And lead to endless day.
HYMN 286. L. M. CowPER. Social prayer. l HAT various hind’rances we meet,
In coming to a mercy-seat 2 Yet who that knows the worth of pray’r, But wishes to be often there.
3 Restraining pray’r—we cease to fight;
Pray’r makes the Christian's armor bright;
And Satan trembles when he sees
The weakest saint upon his knees.
4 Have you no words?—Ah, think again;
Words flow apace when you complain,
And fill your fellow-creature's ear,
With the sad tale of all your care.
5 Were half the breath thus vainly spent,
To heav’n in supplication sent—
Your cheerful song would oft’ner be,
“Hear what the Lord hath done for me!”
Importunate. Luke xviii. 1–7. 1 TESUS, who knows full well . . .e." The heart of ev'ry saint, Invites us all our griefs to tell, To pray, and never faint.

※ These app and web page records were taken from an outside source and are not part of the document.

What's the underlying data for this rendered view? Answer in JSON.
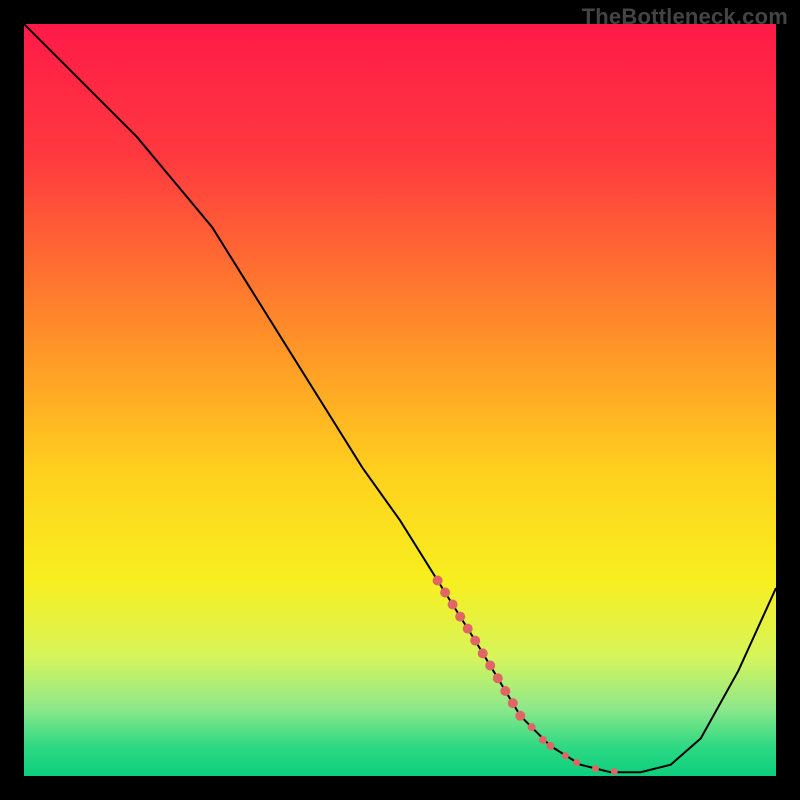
{
  "watermark": "TheBottleneck.com",
  "chart_data": {
    "type": "line",
    "title": "",
    "xlabel": "",
    "ylabel": "",
    "xlim": [
      0,
      100
    ],
    "ylim": [
      0,
      100
    ],
    "grid": false,
    "legend": false,
    "series": [
      {
        "name": "bottleneck-curve",
        "color": "#000000",
        "stroke_width": 2,
        "x": [
          0,
          5,
          10,
          15,
          20,
          25,
          30,
          35,
          40,
          45,
          50,
          55,
          60,
          63,
          66,
          70,
          74,
          78,
          82,
          86,
          90,
          95,
          100
        ],
        "y": [
          100,
          95,
          90,
          85,
          79,
          73,
          65,
          57,
          49,
          41,
          34,
          26,
          18,
          13,
          8,
          4,
          1.5,
          0.5,
          0.5,
          1.5,
          5,
          14,
          25
        ]
      }
    ],
    "highlight": {
      "color": "#e06666",
      "points": [
        {
          "x": 55,
          "y": 26,
          "r": 5
        },
        {
          "x": 56,
          "y": 24.4,
          "r": 5
        },
        {
          "x": 57,
          "y": 22.8,
          "r": 5
        },
        {
          "x": 58,
          "y": 21.2,
          "r": 5
        },
        {
          "x": 59,
          "y": 19.6,
          "r": 5
        },
        {
          "x": 60,
          "y": 18,
          "r": 5
        },
        {
          "x": 61,
          "y": 16.3,
          "r": 5
        },
        {
          "x": 62,
          "y": 14.7,
          "r": 5
        },
        {
          "x": 63,
          "y": 13,
          "r": 5
        },
        {
          "x": 64,
          "y": 11.3,
          "r": 5
        },
        {
          "x": 65,
          "y": 9.7,
          "r": 5
        },
        {
          "x": 66,
          "y": 8,
          "r": 5
        },
        {
          "x": 67.5,
          "y": 6.5,
          "r": 4
        },
        {
          "x": 69,
          "y": 4.8,
          "r": 4
        },
        {
          "x": 70,
          "y": 4,
          "r": 4
        },
        {
          "x": 72,
          "y": 2.7,
          "r": 3.5
        },
        {
          "x": 73.5,
          "y": 1.8,
          "r": 3.5
        },
        {
          "x": 76,
          "y": 1,
          "r": 3.5
        },
        {
          "x": 78.5,
          "y": 0.6,
          "r": 3.5
        }
      ]
    },
    "background_gradient": {
      "stops": [
        {
          "offset": 0.0,
          "color": "#ff1a48"
        },
        {
          "offset": 0.18,
          "color": "#ff3a3f"
        },
        {
          "offset": 0.4,
          "color": "#ff8a2a"
        },
        {
          "offset": 0.6,
          "color": "#ffd21e"
        },
        {
          "offset": 0.74,
          "color": "#f7ef1f"
        },
        {
          "offset": 0.84,
          "color": "#d7f55a"
        },
        {
          "offset": 0.91,
          "color": "#8ee88a"
        },
        {
          "offset": 0.96,
          "color": "#2fd983"
        },
        {
          "offset": 1.0,
          "color": "#0bcf7d"
        }
      ]
    }
  }
}
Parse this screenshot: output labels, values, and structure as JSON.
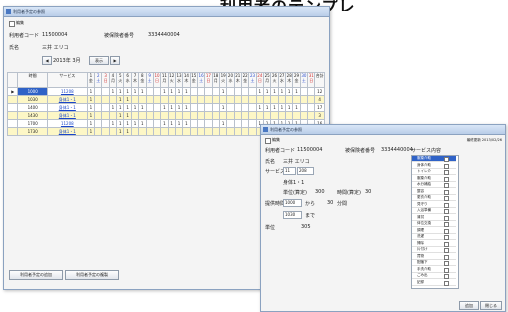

2 He bows his gracious ear— We never plead in vain; Then let us wait till he appear, And pray, and pray again. 3 Though unbelief suggest, “Why should we longer wait?” 224 *.
He bids us never give him rest,
But knock at mercy's gate.
4 Jesus, the Lord, will hear
His chosen when they cry;
Yes, though he may a while forbear,
He'll help them from on high.
5Then let us earnest cry,
And never faint in pray’r:
He sees, he hears, and from on high,
Will make our cause his care.
HyMN 288. C. M. Montgomery.
Behold he prayeth. Acts ir. 11.
I ToIRAY'R is the soul's sincere desire,
Unutter'd or express'd,
The motion of a hidden fire
That trembles in the breast.
2 Pray’r is the burden of a sigh,
The falling of a tear;
The upward glancing of an eye,
When none but God is near.
3 Pray’r is the simplest form of speech . That infant lips can try; Prayer the sublimest strains that reach The majesty on high. 4 Pray’r is the christian's vital breath, The christian's native air, His watchword at the gate of death— He enters heav'n with pray. K 2 8 225